(Stored entries)
....................

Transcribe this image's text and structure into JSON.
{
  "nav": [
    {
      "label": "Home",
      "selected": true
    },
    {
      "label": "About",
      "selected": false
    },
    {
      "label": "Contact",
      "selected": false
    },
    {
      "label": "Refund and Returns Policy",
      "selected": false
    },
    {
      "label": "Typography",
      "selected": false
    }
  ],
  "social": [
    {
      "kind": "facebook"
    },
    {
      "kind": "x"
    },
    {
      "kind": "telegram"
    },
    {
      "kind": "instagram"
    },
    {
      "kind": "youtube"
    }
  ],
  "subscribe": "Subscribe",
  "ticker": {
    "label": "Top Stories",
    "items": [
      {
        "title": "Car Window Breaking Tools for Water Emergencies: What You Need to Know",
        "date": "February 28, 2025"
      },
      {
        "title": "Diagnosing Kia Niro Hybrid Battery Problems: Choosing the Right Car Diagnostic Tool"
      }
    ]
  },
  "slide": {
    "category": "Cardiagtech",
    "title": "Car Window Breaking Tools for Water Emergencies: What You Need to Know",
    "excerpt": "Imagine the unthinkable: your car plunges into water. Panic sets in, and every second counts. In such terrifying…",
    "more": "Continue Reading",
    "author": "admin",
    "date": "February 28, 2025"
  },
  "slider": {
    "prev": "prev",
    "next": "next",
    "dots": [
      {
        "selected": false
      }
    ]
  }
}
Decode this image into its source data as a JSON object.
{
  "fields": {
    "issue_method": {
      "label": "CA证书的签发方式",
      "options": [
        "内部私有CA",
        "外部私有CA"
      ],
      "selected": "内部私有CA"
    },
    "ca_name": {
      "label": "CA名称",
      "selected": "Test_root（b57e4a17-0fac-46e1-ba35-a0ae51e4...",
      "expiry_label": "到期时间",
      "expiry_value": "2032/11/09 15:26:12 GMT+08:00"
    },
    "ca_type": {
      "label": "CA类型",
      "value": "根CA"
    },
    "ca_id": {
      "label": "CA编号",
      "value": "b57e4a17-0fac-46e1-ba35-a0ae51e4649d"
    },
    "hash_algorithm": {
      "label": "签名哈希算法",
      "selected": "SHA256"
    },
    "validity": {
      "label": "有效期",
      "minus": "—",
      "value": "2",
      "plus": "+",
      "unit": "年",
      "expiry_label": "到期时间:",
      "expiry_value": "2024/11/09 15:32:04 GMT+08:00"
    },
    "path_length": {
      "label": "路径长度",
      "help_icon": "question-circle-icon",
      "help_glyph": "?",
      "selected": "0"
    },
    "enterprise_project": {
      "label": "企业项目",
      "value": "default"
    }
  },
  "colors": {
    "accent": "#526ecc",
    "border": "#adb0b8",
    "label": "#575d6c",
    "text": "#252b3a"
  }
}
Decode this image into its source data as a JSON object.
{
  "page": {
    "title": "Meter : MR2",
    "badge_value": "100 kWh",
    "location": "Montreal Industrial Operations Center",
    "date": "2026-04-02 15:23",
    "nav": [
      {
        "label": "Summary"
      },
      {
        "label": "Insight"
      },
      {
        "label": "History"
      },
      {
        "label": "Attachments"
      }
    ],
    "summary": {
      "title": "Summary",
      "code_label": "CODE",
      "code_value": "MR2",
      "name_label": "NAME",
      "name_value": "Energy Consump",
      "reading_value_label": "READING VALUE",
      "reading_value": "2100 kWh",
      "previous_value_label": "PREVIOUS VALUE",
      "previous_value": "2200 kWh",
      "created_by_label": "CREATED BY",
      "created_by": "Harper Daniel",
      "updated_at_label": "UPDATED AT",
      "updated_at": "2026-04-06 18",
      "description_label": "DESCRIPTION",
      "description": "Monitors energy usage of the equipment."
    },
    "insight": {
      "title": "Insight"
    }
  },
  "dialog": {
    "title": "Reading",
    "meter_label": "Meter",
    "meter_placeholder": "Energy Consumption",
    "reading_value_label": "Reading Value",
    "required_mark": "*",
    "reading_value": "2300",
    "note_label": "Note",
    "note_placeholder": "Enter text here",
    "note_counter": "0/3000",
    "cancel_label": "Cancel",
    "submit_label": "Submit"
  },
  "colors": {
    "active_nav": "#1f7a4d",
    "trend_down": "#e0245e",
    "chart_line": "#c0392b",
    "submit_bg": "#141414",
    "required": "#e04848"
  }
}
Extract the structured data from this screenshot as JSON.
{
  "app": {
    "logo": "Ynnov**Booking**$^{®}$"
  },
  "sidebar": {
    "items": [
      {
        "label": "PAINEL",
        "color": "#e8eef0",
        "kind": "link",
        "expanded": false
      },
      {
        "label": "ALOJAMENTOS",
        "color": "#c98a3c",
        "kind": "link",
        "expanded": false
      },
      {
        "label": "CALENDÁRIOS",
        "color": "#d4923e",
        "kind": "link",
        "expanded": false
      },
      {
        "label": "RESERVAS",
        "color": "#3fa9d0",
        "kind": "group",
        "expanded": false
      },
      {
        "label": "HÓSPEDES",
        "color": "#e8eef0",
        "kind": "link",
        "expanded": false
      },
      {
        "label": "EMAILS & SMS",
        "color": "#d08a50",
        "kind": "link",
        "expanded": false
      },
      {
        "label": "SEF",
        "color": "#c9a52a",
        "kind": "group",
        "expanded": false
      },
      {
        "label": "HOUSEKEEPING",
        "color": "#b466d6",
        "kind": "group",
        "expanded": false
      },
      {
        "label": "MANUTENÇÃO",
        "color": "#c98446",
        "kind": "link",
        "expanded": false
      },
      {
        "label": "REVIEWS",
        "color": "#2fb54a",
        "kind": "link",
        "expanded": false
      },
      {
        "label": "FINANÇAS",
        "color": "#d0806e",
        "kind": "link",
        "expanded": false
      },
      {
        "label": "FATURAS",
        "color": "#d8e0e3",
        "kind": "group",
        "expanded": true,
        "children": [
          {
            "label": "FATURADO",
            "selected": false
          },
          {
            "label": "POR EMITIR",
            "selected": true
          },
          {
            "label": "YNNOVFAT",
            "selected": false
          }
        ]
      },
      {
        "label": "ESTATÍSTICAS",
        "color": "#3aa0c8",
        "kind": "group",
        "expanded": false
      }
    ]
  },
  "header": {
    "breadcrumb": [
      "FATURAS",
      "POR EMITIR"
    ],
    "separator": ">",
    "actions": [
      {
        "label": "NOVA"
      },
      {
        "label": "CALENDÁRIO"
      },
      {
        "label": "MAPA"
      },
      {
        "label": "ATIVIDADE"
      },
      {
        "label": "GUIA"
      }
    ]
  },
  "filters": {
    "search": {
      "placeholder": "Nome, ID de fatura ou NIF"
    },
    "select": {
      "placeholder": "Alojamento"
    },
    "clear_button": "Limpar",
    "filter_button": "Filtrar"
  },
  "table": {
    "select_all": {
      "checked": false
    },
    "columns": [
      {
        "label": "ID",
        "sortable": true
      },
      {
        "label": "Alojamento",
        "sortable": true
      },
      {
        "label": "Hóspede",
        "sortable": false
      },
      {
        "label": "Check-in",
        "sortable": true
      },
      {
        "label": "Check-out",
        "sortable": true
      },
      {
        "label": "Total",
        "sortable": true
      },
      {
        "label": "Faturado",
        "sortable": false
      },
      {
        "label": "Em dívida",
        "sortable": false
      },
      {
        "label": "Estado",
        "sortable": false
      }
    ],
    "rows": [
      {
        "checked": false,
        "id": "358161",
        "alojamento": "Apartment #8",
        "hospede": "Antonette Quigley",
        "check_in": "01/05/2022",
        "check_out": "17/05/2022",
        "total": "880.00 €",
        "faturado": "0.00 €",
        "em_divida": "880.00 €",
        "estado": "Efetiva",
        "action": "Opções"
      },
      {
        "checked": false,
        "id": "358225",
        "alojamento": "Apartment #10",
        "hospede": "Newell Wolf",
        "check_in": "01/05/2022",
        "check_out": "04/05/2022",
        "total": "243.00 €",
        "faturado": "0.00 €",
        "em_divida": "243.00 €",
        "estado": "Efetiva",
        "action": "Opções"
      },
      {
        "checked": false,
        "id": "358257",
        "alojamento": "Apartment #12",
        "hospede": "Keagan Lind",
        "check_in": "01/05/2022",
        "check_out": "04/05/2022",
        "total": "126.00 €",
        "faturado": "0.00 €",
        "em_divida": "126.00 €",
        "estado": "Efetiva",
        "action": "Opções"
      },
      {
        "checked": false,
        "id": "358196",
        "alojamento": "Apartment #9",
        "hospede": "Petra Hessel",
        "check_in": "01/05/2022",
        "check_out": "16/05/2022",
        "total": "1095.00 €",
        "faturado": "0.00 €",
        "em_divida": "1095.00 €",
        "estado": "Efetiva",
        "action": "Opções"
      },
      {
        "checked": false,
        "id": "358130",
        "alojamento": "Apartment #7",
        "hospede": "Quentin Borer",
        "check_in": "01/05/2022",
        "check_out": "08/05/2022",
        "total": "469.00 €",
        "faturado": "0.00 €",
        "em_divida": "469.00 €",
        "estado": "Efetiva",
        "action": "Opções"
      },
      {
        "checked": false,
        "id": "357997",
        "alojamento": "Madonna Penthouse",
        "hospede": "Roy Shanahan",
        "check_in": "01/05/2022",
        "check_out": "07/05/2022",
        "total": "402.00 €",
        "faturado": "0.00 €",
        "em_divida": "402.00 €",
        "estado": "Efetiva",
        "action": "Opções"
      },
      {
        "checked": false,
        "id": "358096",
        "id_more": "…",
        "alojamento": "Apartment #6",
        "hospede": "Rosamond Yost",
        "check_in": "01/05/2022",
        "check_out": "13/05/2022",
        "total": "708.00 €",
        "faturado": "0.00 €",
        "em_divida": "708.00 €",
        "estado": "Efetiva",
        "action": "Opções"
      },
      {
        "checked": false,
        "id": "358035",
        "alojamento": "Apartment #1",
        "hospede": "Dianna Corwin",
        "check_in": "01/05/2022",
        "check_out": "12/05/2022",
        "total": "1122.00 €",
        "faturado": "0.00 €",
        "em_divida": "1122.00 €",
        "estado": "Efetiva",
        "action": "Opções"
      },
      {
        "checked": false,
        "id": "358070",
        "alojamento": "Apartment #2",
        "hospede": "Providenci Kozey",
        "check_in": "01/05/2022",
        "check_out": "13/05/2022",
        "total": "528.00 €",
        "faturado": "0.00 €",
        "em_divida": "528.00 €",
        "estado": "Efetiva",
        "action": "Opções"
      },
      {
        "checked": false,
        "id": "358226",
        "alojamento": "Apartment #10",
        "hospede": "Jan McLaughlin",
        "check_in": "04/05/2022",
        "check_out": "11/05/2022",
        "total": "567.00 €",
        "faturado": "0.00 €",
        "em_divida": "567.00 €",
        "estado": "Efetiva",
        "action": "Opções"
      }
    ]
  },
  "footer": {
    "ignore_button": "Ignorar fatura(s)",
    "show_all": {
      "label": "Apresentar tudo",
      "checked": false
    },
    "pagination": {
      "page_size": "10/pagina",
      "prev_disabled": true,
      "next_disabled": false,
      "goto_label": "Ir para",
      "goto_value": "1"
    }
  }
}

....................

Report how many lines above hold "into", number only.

Task result →
4